10. Do you have any favorite recordings that you are proud of? Could
you tell about any extraordinary recording missions in which you have
taken part? Any interesting or funny cases in general?

JrF: so many ! The ones that mean the most are the ones with very specific memories - such as one of the fence wire recordings I made whilst on holiday with my daughter. 

To answer your question about extraordinary experience I would say that they are usually the ones in the most ‘normal’ of places. I think to always expect sensational or spectacular environments is to, partly, miss the point of listening. I have had extraordinary experiences sitting in buildings listening for several hours for example, or times when I have found a natural environment that seems to have a very particular ebb & flow of sounds.

11. What are the biggest challenges in getting recorded material in a
decent quality?

JrF: well, if you mean in terms of technical quality, then its down to all kinds of things: quality of the pre-amps, the choice microphone & position etc etc. However, what matters most is the content & that comes down, quite simply, to have good ears that are open & a sensibility that is engaged and fascinated.

12. Historically FR has always been highly dependent on the state of
technology, but still how crucial the high-quality equipment is?
Should field recordings be left exclusively to professionals, or it
should be still worth trying to record something on your own even if
you are an amateur with a rather low budget available? Is FR a purely
technical discipline or still there is room for creativity,
experimantation and imagination?

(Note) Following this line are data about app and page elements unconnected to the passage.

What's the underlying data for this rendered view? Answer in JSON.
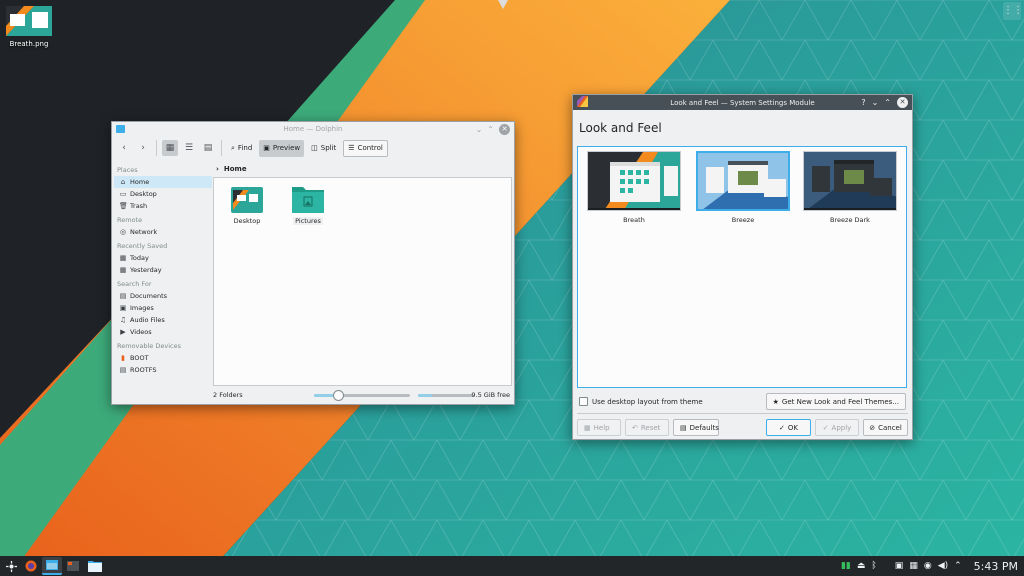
{
  "colors": {
    "accent": "#3daee9",
    "orange": "#f28a1e",
    "teal": "#2ba698",
    "dark": "#1f2327",
    "panel": "#232629",
    "window_bg": "#eff0f1",
    "titlebar_active": "#475057"
  },
  "desktop": {
    "file_icon_label": "Breath.png"
  },
  "dolphin": {
    "window_title": "Home — Dolphin",
    "toolbar": {
      "back_icon": "back-arrow-icon",
      "forward_icon": "forward-arrow-icon",
      "find_label": "Find",
      "preview_label": "Preview",
      "split_label": "Split",
      "control_label": "Control"
    },
    "sidebar": {
      "places_header": "Places",
      "places": [
        "Home",
        "Desktop",
        "Trash"
      ],
      "remote_header": "Remote",
      "remote": [
        "Network"
      ],
      "recent_header": "Recently Saved",
      "recent": [
        "Today",
        "Yesterday"
      ],
      "search_header": "Search For",
      "search": [
        "Documents",
        "Images",
        "Audio Files",
        "Videos"
      ],
      "removable_header": "Removable Devices",
      "removable": [
        "BOOT",
        "ROOTFS"
      ]
    },
    "breadcrumb": "Home",
    "folders": [
      "Desktop",
      "Pictures"
    ],
    "status": {
      "count": "2 Folders",
      "free": "9.5 GiB free",
      "zoom_fraction": 0.25,
      "used_fraction": 0.25
    }
  },
  "settings": {
    "window_title": "Look and Feel — System Settings Module",
    "heading": "Look and Feel",
    "themes": [
      {
        "name": "Breath",
        "selected": false
      },
      {
        "name": "Breeze",
        "selected": true
      },
      {
        "name": "Breeze Dark",
        "selected": false
      }
    ],
    "use_layout_label": "Use desktop layout from theme",
    "use_layout_checked": false,
    "get_new_label": "Get New Look and Feel Themes...",
    "buttons": {
      "help": "Help",
      "reset": "Reset",
      "defaults": "Defaults",
      "ok": "OK",
      "apply": "Apply",
      "cancel": "Cancel"
    }
  },
  "panel": {
    "clock": "5:43 PM"
  }
}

JrF: god help us if the only thing that matters is the equipment. I would say that the sign of a good field recordist is that they never think of themselves as an ‘expert’ or a professional. As I said earlier, every sound & every location is new & in permanent flux - anyone who believes they know everything that environments do or can offer has simply stopped listening. 

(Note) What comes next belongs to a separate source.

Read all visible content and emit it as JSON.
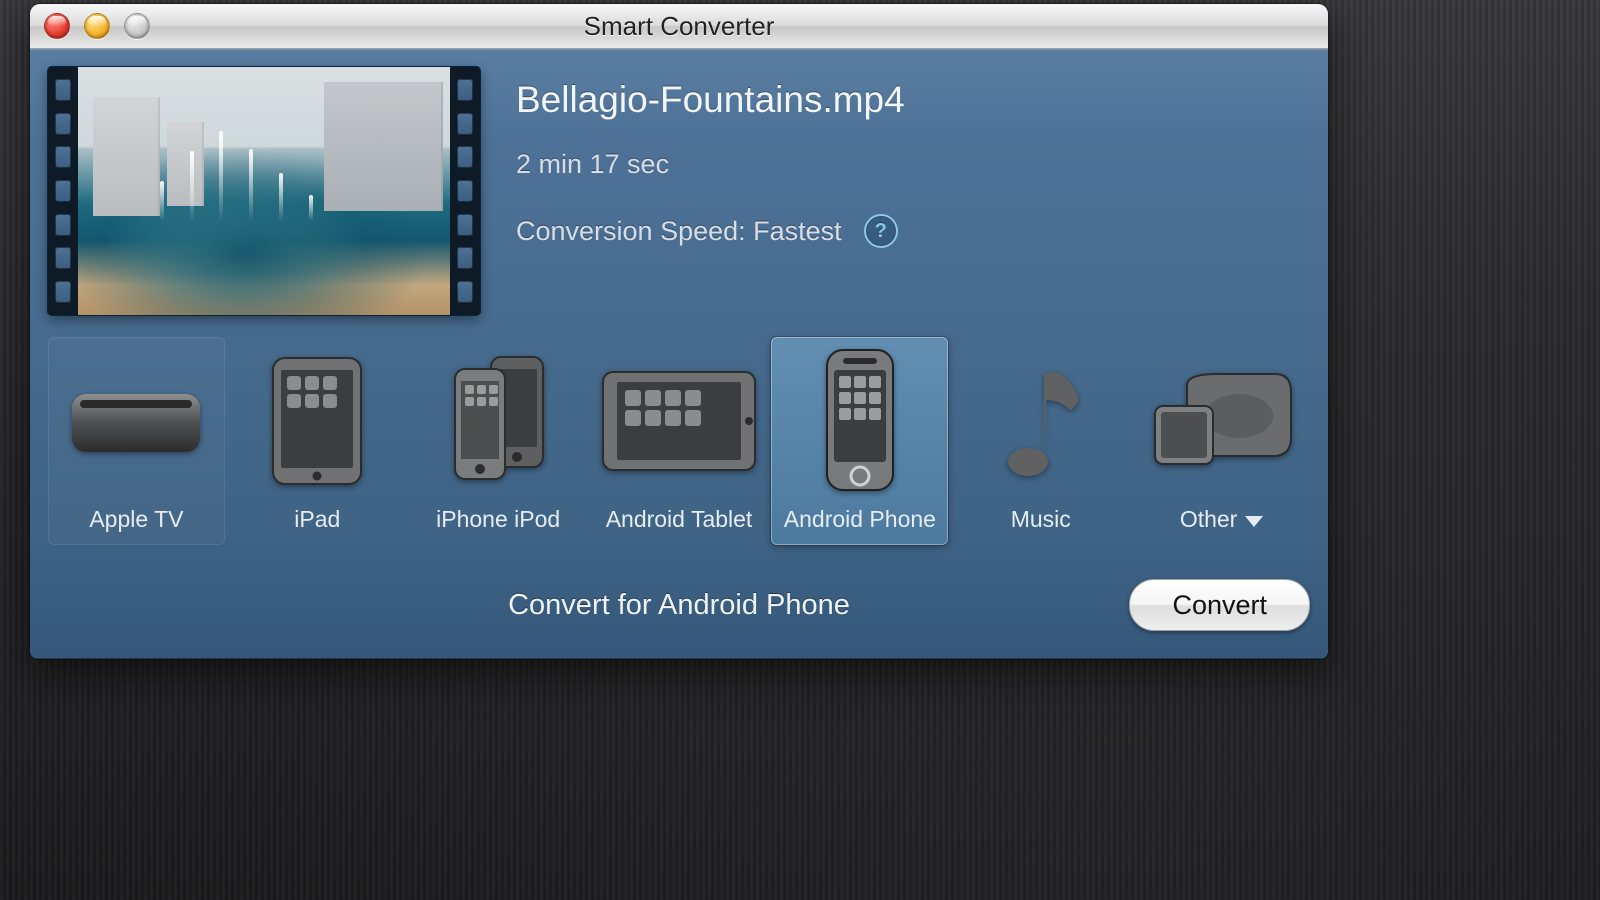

Budget is also not the important thing. Its better to start with cheaper equipment anyway - you tend to learn more & ones creative approach develops more when you’re working within & around limitations. I would say that successful field recording is perhaps 20% skill with the equipment (whatever you have) & 80% inspiration, creativity, luck & listening.

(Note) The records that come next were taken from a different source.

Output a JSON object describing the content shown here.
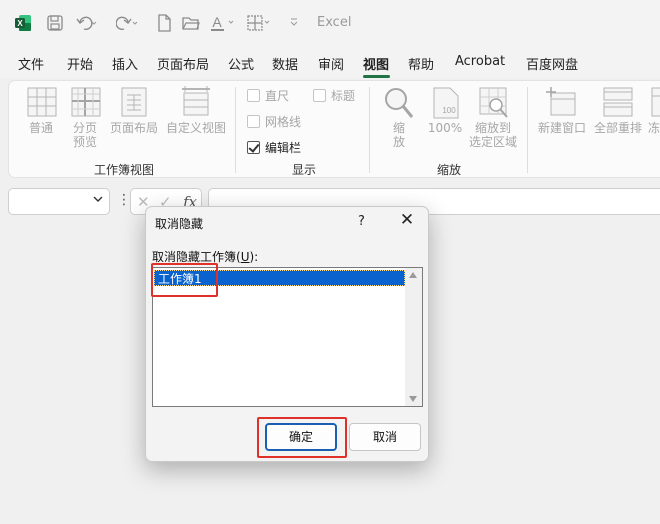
{
  "app": {
    "title": "Excel"
  },
  "quick_access": {
    "icons": [
      "excel-logo-icon",
      "save-icon",
      "undo-icon",
      "redo-icon",
      "new-file-icon",
      "open-folder-icon",
      "font-color-icon",
      "borders-icon",
      "customize-qat-icon"
    ]
  },
  "tabs": [
    "文件",
    "开始",
    "插入",
    "页面布局",
    "公式",
    "数据",
    "审阅",
    "视图",
    "帮助",
    "Acrobat",
    "百度网盘"
  ],
  "active_tab": "视图",
  "ribbon": {
    "workbook_views": {
      "label": "工作簿视图",
      "buttons": [
        {
          "line1": "普通",
          "line2": ""
        },
        {
          "line1": "分页",
          "line2": "预览"
        },
        {
          "line1": "页面布局",
          "line2": ""
        },
        {
          "line1": "自定义视图",
          "line2": ""
        }
      ]
    },
    "show": {
      "label": "显示",
      "ruler": "直尺",
      "title": "标题",
      "gridlines": "网格线",
      "formula_bar": "编辑栏",
      "formula_bar_checked": true
    },
    "zoom": {
      "label": "缩放",
      "zoom_line1": "缩",
      "zoom_line2": "放",
      "hundred": "100%",
      "to_selection_line1": "缩放到",
      "to_selection_line2": "选定区域"
    },
    "window": {
      "new_window": "新建窗口",
      "arrange_all": "全部重排",
      "freeze_partial": "冻"
    }
  },
  "formula_bar": {
    "fx": "fx",
    "cancel": "✕",
    "enter": "✓"
  },
  "dialog": {
    "title": "取消隐藏",
    "help": "?",
    "list_label_prefix": "取消隐藏工作簿(",
    "list_label_key": "U",
    "list_label_suffix": "):",
    "items": [
      "工作簿1"
    ],
    "selected_index": 0,
    "ok_label": "确定",
    "cancel_label": "取消"
  },
  "colors": {
    "accent": "#217346",
    "selection": "#0a62cf",
    "highlight": "#e0302a",
    "primary_border": "#1a5fb4"
  }
}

13. JRF: As far as I know, you are also working as a photographer. Do
both - FR and photography - have anything in common?

JrF: for me, personally, they are linked simply because both represent something of my exploration of where I am at a particular time. There is an old saying about radio: ‘radio is better than TV because the pictures are better’ & I think the same is true of photography over the moving image. You see more with a photograph & the imagination can be triggered to a much greater extent. With the moving image, one is given the ‘story’ & so you don’t have to use your imagination as much. Field recording too has these kinds of elements - they can represent a specific place very clearly, but somehow there is always space for one to enter the scene & to explore beyond the obvious elements.

14. Is there anything you wished to record but haven't got chance to
record? Or something that is physically just too difficult to achieve
with current technologies?

JrF: ah, I think if I were to sit down & make a list of all the sounds i’d like to record then:
  1. it would take a long time
  2. it would mean i’d be tempted to go out to try to find them & let me tell you, it always the recording trips you carefully planned that rarely offer up the best results
  3. i’d feel a bit like a ‘collector’ 
  4. i’d be stepping outside of the moment

As for technological developments, well I think the simple answer is that we already have the most advanced devices for listening & they are often the ones most overlooked in the pursuit of the technological advances - our ears. I’m happy to explore whats possible with those & use whatever additional listening devices come along as & when - BUT, the most rewarding consequence of field recording is the ability it has to improve the way one listens just with the ears.

thanks for asking me to take part in this interview.